Kennedy is a 23-year-old high school graduate and the second born of four children in his family. Kennedy shared that his father sadly passed away in 2006, and his mother works as a house helper in Nairobi. His older brother works as a watchman in the city and his younger siblings are still in school. He is not working currently, and he lives alone in his family home on a quarter-acre of land. On May 22nd, while training to drive a motorbike so that he may be able to do this for an income, he was hit by a speeding vehicle and lost control. He fell along the roadside and fractured his right leg. It is difficult for him to walk and he is in chronic pain. Fortunately, surgeons at our medical partner, African Mission Healthcare (AMH), can help. On June 2nd, Kennedy will undergo a fracture repair procedure called an open reduction and internal fixation. This procedure will help him walk easily again. Now, AMH is requesting $1,500 to fund this procedure. Kennedy shared, “I recently finished my form four and I have my future to think of. I need to be able to walk well but first I need the surgery to help me.”

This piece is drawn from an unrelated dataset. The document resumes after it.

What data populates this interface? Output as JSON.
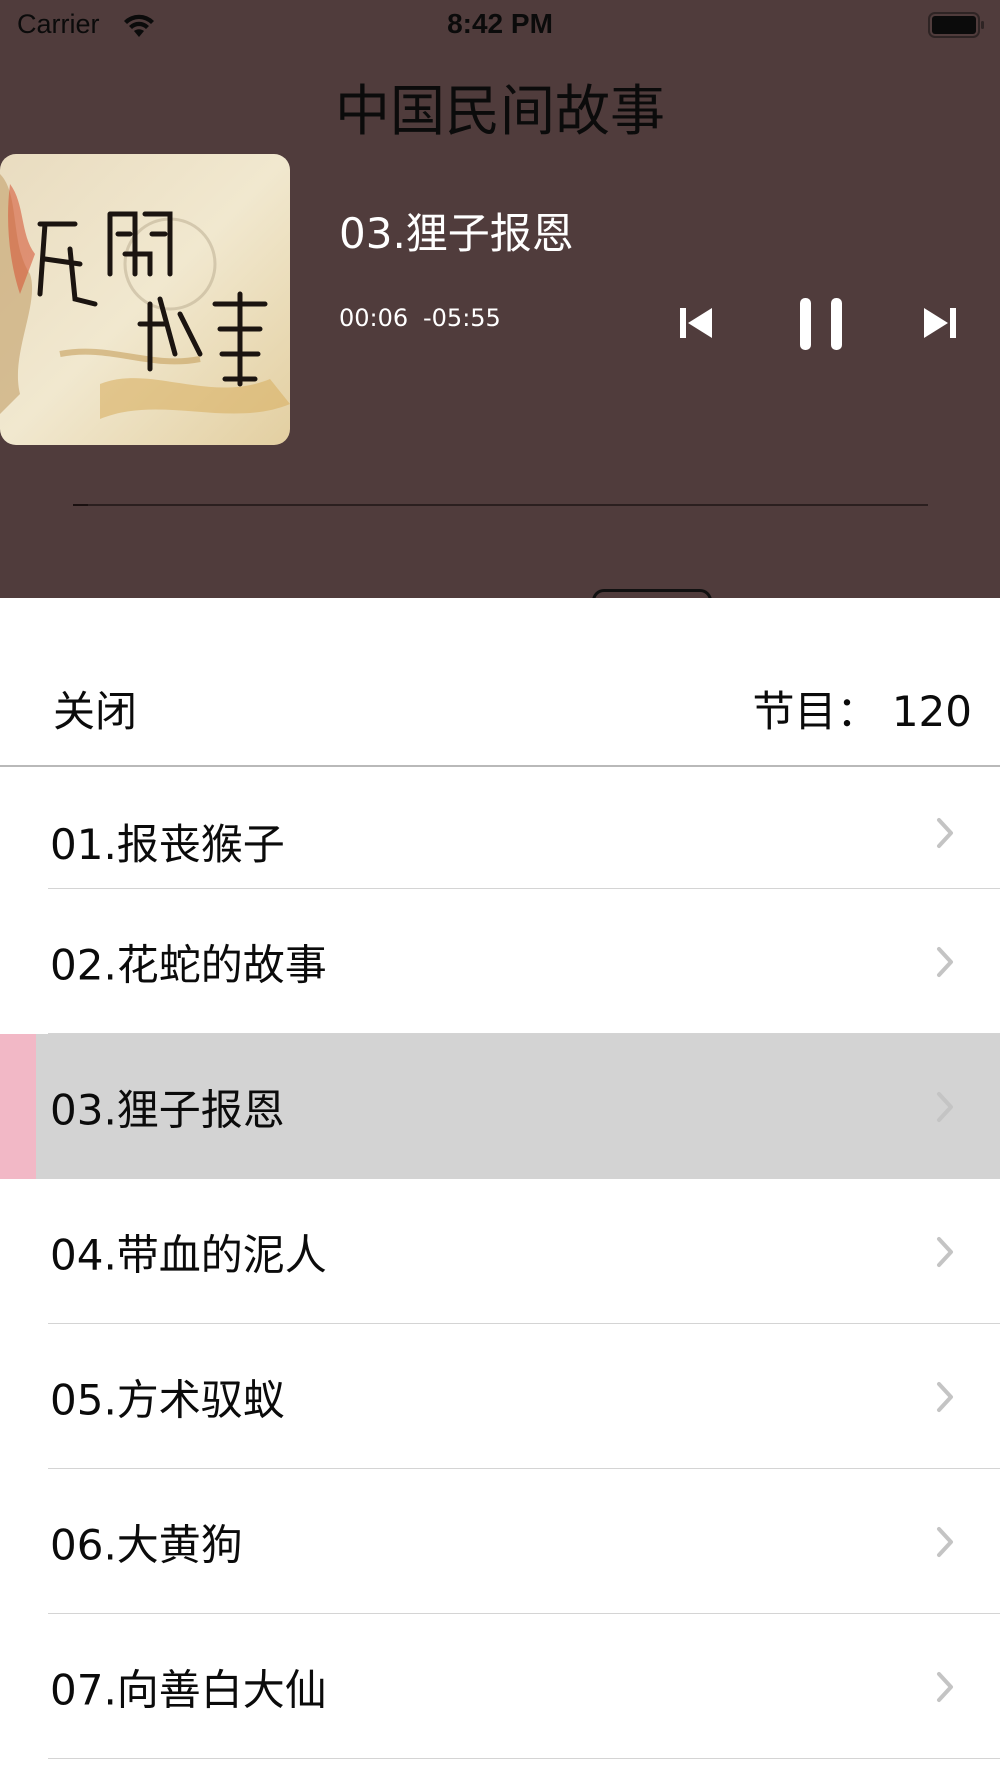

Jackson is a nine-year-old boy from Tanzania. He is the fourth born child in a family of six children. Jackson is a hard-working boy both at home and school. He is currently in class three and his best subjects are Mathematics and Swahili. Due to his health condition, Jack is having a hard time walking and it continues to become more difficult as time goes on. When he is not at school, he helps to look after his father's cattle. Jackson's parents are livestock keepers who make a very humble income. When Jackson was two years old, he fell off his bed. As he fell, his right leg went into the fireplace, which is usually next to the bed to keep the hut warm. At the time, his parents couldn't take him to the hospital due to financial challenges and treated the burn wound using traditional herbal medication. His wound took a long time to heal. Over the years, the skin around his right foot has contracted and pulls his toes upward, which makes putting shoes on very challenging for Jackson. His parents have to buy big, soft shoes so that he can go to school wearing shoes. Jackson often complains of pain after a long day of walking. Most of the times when he is home, he doesn’t like wearing shoes due to the pain and discomfort. Through a mission organization, Jackson was referred to Plaster House at Arusha Lutheran Medical Centre to seek treatment help. Doctors recommend that Jackson undergo an amputation of two toes on his right foot in order to remove the pain and difficulty that he feels when walking and wearing shoes. Jackson's parents cannot afford the treatment cost thus they are asking for help. Jackson will be receiving assistance from our medical partner, African Mission Healthcare. He is scheduled to undergo surgery on April 23rd. African Mission Healthcare is requesting $1,088 to cover the total cost of his procedure and care. Once recovered, he will be free of pain and will soon be able to walk comfortably again. Jackson shared, "I would like to be able to wear shoes and walk without feeling pain. I will be happy if am able to have this treatment."